A crumbling foundation. How can I bolster myself again? I know what won't help: creating another story for myself, defining who I am by the roles I perform. Stories do serve a purpose, though, and I look to them for inspiration.

I remind myself that I am not alone in facing what appears to be a terrifyingly blank slate ahead. Next to my dissertation research on my bookshelf sits an old passport with a hard, navy blue cover. Inside, a darkly lovely young woman stares out at me. At only twenty-two, my father's mother (whom we call Mémère) moved from a small town in Quebec to the bustling city of Holyoke, MA where my grandfather awaited her arrival. Her story is a common one: she left behind family and familiarity, and, speaking only French, plunged ahead into a new life which can only have been frustrating and exhausting in the beginning.

I don't know how she managed. Sometimes I don't know how I'll manage. I look into the eyes of young Mémère, and I see strength. I think that I have some of that, too.


  1. Oh, it seems like a blank slate, but it's not just that. It's a stage for whatever you build. A foundation to replace the one that seems like its crumbling, a beginning. And it doesn't have to be just one thing built on it. It can be many, over time. I thought I'd be a high school teacher until they kicked me out of the classroom. I am now on my fourth career, it seems. And they've all been good. Sending you love and light!
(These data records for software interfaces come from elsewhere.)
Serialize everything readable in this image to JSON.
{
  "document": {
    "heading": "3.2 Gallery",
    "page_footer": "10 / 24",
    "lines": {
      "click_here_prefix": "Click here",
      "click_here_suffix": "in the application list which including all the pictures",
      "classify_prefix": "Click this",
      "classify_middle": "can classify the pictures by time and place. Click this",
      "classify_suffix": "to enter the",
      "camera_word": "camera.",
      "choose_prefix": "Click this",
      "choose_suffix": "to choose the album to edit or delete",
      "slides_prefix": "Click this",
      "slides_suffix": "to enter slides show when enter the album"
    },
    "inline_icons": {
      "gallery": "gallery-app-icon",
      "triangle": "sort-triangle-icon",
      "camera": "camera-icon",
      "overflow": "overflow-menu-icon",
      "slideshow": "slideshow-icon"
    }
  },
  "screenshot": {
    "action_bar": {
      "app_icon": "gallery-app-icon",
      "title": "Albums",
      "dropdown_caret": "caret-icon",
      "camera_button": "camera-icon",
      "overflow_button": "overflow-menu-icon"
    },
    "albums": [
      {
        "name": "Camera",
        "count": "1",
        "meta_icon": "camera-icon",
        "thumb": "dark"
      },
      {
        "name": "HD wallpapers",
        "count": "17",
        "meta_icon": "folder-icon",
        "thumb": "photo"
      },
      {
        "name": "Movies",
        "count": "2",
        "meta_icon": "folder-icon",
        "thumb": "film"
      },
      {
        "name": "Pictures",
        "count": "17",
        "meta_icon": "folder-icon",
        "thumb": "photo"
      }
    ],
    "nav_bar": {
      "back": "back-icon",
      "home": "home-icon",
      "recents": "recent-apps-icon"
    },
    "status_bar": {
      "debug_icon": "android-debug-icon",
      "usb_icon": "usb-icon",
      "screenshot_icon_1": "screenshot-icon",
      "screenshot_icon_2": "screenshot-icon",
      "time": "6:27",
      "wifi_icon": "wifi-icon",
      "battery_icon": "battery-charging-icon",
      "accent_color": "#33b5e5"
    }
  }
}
  2. Hugs to you! God has an amazing way of showing us where we need to be, when we need to be there. You'll know. :-)

  3. Thank you, everyone. I appreciate so much the kisses, hugs, love and light!

  4. I have the same starting point. My mother's passport from 1959. I was born 7 months later. She left a husband and everything she knew, not realizing she was pregnant yet, when she arrived here in Feb., and I was born in September.

    Stories I could tell.

    I will watch with interest.